### EXERCISE INPUT
---+---

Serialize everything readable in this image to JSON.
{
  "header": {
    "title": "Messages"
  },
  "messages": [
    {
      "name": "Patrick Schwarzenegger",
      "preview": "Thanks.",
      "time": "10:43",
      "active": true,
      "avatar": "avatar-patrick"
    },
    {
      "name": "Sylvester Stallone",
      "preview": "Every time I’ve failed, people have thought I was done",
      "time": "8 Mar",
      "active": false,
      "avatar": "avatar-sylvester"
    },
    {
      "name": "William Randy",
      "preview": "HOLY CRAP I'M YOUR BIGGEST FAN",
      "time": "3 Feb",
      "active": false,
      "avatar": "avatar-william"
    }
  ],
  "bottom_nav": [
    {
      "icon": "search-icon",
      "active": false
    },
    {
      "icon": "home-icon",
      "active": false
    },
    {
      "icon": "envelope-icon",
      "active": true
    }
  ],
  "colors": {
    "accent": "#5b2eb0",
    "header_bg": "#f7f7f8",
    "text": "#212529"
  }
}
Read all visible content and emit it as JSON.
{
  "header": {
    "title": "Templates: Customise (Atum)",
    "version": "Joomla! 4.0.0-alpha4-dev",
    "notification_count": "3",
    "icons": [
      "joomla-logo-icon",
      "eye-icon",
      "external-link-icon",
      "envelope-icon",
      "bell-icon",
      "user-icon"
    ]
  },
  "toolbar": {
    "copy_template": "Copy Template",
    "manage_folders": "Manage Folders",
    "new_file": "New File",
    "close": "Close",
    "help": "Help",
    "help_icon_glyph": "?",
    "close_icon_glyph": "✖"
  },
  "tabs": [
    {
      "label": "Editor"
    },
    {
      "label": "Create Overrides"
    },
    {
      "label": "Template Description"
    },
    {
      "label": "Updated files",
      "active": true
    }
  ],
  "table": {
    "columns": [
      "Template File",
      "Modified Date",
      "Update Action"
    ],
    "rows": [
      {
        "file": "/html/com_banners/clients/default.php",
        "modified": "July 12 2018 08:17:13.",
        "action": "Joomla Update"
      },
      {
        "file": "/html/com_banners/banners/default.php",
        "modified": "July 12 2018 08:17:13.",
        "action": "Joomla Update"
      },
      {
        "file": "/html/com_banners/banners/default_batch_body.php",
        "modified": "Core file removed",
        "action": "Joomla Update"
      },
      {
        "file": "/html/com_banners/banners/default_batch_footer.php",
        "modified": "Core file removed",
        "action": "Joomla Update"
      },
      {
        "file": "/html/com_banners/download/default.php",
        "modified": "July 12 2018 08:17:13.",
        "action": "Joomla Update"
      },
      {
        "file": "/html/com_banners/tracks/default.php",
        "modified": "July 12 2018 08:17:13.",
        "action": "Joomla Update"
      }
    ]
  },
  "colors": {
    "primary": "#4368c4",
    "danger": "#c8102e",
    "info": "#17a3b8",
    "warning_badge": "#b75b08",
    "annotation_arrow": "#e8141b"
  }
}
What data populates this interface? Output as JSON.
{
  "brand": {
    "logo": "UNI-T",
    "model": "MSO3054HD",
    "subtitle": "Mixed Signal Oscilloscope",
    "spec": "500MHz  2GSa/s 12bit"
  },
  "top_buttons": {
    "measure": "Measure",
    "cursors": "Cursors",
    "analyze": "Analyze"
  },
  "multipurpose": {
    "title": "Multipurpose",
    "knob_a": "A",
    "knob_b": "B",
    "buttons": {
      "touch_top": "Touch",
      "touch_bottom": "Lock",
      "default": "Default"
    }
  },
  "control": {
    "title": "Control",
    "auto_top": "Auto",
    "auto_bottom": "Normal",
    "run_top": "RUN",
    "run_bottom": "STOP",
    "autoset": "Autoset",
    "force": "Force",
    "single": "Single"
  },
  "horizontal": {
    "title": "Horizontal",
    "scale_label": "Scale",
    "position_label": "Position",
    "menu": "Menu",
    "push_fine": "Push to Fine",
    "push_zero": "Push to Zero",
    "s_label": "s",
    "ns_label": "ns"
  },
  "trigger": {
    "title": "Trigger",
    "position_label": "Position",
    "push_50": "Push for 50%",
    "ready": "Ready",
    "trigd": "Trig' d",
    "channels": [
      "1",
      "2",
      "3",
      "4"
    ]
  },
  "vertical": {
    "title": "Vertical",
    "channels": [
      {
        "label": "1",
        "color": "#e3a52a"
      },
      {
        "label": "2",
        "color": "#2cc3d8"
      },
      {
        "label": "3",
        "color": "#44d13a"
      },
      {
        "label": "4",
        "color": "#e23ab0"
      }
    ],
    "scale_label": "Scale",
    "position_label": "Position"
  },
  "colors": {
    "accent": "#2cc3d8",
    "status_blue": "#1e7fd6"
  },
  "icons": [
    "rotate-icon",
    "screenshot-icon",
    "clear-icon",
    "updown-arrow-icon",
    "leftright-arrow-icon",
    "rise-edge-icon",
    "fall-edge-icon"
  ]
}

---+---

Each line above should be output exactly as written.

Serialize everything readable in this image to JSON.
{
  "header": {
    "title": "Messages"
  },
  "messages": [
    {
      "name": "Patrick Schwarzenegger",
      "preview": "Thanks.",
      "time": "10:43",
      "active": true,
      "avatar": "avatar-patrick"
    },
    {
      "name": "Sylvester Stallone",
      "preview": "Every time I’ve failed, people have thought I was done",
      "time": "8 Mar",
      "active": false,
      "avatar": "avatar-sylvester"
    },
    {
      "name": "William Randy",
      "preview": "HOLY CRAP I'M YOUR BIGGEST FAN",
      "time": "3 Feb",
      "active": false,
      "avatar": "avatar-william"
    }
  ],
  "bottom_nav": [
    {
      "icon": "search-icon",
      "active": false
    },
    {
      "icon": "home-icon",
      "active": false
    },
    {
      "icon": "envelope-icon",
      "active": true
    }
  ],
  "colors": {
    "accent": "#5b2eb0",
    "header_bg": "#f7f7f8",
    "text": "#212529"
  }
}
Read all visible content and emit it as JSON.
{
  "header": {
    "title": "Templates: Customise (Atum)",
    "version": "Joomla! 4.0.0-alpha4-dev",
    "notification_count": "3",
    "icons": [
      "joomla-logo-icon",
      "eye-icon",
      "external-link-icon",
      "envelope-icon",
      "bell-icon",
      "user-icon"
    ]
  },
  "toolbar": {
    "copy_template": "Copy Template",
    "manage_folders": "Manage Folders",
    "new_file": "New File",
    "close": "Close",
    "help": "Help",
    "help_icon_glyph": "?",
    "close_icon_glyph": "✖"
  },
  "tabs": [
    {
      "label": "Editor"
    },
    {
      "label": "Create Overrides"
    },
    {
      "label": "Template Description"
    },
    {
      "label": "Updated files",
      "active": true
    }
  ],
  "table": {
    "columns": [
      "Template File",
      "Modified Date",
      "Update Action"
    ],
    "rows": [
      {
        "file": "/html/com_banners/clients/default.php",
        "modified": "July 12 2018 08:17:13.",
        "action": "Joomla Update"
      },
      {
        "file": "/html/com_banners/banners/default.php",
        "modified": "July 12 2018 08:17:13.",
        "action": "Joomla Update"
      },
      {
        "file": "/html/com_banners/banners/default_batch_body.php",
        "modified": "Core file removed",
        "action": "Joomla Update"
      },
      {
        "file": "/html/com_banners/banners/default_batch_footer.php",
        "modified": "Core file removed",
        "action": "Joomla Update"
      },
      {
        "file": "/html/com_banners/download/default.php",
        "modified": "July 12 2018 08:17:13.",
        "action": "Joomla Update"
      },
      {
        "file": "/html/com_banners/tracks/default.php",
        "modified": "July 12 2018 08:17:13.",
        "action": "Joomla Update"
      }
    ]
  },
  "colors": {
    "primary": "#4368c4",
    "danger": "#c8102e",
    "info": "#17a3b8",
    "warning_badge": "#b75b08",
    "annotation_arrow": "#e8141b"
  }
}
What data populates this interface? Output as JSON.
{
  "brand": {
    "logo": "UNI-T",
    "model": "MSO3054HD",
    "subtitle": "Mixed Signal Oscilloscope",
    "spec": "500MHz  2GSa/s 12bit"
  },
  "top_buttons": {
    "measure": "Measure",
    "cursors": "Cursors",
    "analyze": "Analyze"
  },
  "multipurpose": {
    "title": "Multipurpose",
    "knob_a": "A",
    "knob_b": "B",
    "buttons": {
      "touch_top": "Touch",
      "touch_bottom": "Lock",
      "default": "Default"
    }
  },
  "control": {
    "title": "Control",
    "auto_top": "Auto",
    "auto_bottom": "Normal",
    "run_top": "RUN",
    "run_bottom": "STOP",
    "autoset": "Autoset",
    "force": "Force",
    "single": "Single"
  },
  "horizontal": {
    "title": "Horizontal",
    "scale_label": "Scale",
    "position_label": "Position",
    "menu": "Menu",
    "push_fine": "Push to Fine",
    "push_zero": "Push to Zero",
    "s_label": "s",
    "ns_label": "ns"
  },
  "trigger": {
    "title": "Trigger",
    "position_label": "Position",
    "push_50": "Push for 50%",
    "ready": "Ready",
    "trigd": "Trig' d",
    "channels": [
      "1",
      "2",
      "3",
      "4"
    ]
  },
  "vertical": {
    "title": "Vertical",
    "channels": [
      {
        "label": "1",
        "color": "#e3a52a"
      },
      {
        "label": "2",
        "color": "#2cc3d8"
      },
      {
        "label": "3",
        "color": "#44d13a"
      },
      {
        "label": "4",
        "color": "#e23ab0"
      }
    ],
    "scale_label": "Scale",
    "position_label": "Position"
  },
  "colors": {
    "accent": "#2cc3d8",
    "status_blue": "#1e7fd6"
  },
  "icons": [
    "rotate-icon",
    "screenshot-icon",
    "clear-icon",
    "updown-arrow-icon",
    "leftright-arrow-icon",
    "rise-edge-icon",
    "fall-edge-icon"
  ]
}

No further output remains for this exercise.